Rating: Talking to other MNOs about whitelabelling music service
After years in the doldrums, the music industry is finally beginning to pick up again – chiefly fuelled by digital music sales. One person hoping to capitalise on this is Chris Gorman from MusicQubed. He told GoMo News that he believes he’s found a niche which is lucrative for both the MNOs (Mobile Network Operators) and the music industry labels. Gorman says that rival services [eg Spotify] focus on the music enthusiasts who are prepared to pay to get want they want. By contrast, MusicQubed’s aim is to entertain the masses and that’s what it has just done as the power behind O2’s recently launched O2 Tracks music service.
MisicQubed’s aim is to offer white labelled services similar to O2 tracks to other MNOs worldwide.
He wouldn’t be drawn on the subject but at least one MNO is in advanced talks with his company and three others are very interested.
The chief advantage to MusicQubed is the fact that revenue is shared with both the network operators and the music labels.
Gorman claims that in the past, deals between the two industries were very hard to broker because both parties felt they brought most to the party.
The networks had the subscriber base and the billing systems whilst the music labels had the talent and the tracks which people wanted to listen to.
MusicQubed is able to sit in between the two and keep both parties happy, Gorman claims.
Although O2 tracks is a UK based service, the good news for Brits is firstly that you don’t have to be on O2 to enjoy the service and secondly that you get a few weeks free in order to trial the service.
The only thing that puzzled us where Gorman’s claims that his service employs highly compressed data to download the tracks to your handset.
The figure he gave is that the 40 plus or so tracks which are sent to the handset consume not much more data than six tracks being streamed to a smartphone.
That’s good news for the MNOs, because it will put a very light load on their data networks. Plus, typically, the updates to stored tracks are downloaded over night.
But then why does the app default to suggesting very strongly that you download the content via a Wi-fi connexion if you have one?

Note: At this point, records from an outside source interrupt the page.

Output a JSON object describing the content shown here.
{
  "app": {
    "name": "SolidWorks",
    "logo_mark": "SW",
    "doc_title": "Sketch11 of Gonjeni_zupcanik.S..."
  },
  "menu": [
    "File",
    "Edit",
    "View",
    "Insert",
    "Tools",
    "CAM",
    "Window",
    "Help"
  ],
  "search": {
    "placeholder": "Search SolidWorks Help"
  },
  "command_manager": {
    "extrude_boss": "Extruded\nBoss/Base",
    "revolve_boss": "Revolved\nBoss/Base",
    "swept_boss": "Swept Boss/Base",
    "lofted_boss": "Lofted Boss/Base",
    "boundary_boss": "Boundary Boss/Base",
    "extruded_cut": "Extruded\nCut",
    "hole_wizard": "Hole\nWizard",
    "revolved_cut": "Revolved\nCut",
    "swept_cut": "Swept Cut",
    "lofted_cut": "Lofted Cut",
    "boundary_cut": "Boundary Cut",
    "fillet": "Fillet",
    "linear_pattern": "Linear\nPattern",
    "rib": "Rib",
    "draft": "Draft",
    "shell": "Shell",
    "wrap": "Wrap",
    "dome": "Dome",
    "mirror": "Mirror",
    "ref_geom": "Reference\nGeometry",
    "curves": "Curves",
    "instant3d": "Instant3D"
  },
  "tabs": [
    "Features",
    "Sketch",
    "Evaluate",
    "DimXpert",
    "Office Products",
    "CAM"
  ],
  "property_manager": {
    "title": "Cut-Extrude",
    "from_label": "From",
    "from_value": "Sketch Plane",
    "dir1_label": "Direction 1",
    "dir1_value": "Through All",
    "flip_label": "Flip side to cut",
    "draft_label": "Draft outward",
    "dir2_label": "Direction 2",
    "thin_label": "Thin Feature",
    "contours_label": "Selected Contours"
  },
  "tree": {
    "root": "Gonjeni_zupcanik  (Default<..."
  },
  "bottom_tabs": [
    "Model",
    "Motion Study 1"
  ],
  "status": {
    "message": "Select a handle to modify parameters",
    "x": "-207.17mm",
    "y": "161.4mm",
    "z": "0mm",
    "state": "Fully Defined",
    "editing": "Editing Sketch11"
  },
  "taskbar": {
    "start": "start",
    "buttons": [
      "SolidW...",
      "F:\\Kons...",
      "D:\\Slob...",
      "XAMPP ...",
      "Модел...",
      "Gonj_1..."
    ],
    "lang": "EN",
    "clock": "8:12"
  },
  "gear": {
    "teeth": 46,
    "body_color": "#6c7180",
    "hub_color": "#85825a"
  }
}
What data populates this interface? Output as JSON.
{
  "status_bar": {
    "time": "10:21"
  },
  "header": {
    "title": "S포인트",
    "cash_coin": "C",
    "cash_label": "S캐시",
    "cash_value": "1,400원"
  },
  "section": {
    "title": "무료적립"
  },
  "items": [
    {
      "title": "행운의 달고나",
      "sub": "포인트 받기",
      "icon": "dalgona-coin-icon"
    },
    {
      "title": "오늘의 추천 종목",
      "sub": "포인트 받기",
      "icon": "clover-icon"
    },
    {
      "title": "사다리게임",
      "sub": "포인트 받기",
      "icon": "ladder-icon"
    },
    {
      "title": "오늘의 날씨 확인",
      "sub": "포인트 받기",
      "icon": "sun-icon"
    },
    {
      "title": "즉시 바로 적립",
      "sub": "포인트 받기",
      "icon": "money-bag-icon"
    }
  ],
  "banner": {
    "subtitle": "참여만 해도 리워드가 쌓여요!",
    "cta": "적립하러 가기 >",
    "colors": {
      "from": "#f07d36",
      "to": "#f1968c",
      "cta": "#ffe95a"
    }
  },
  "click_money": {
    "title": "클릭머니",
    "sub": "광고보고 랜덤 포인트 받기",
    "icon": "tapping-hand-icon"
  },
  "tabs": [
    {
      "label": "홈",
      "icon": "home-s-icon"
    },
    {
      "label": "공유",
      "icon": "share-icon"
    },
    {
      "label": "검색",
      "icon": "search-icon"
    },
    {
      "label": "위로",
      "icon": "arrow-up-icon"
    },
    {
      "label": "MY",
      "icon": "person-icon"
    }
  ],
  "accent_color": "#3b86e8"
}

Surely, you want subscribers to burn up their data subscriptions so you can charge more? Or, perhaps, you don’t want to upset them.
See our review of O2 Tracks here.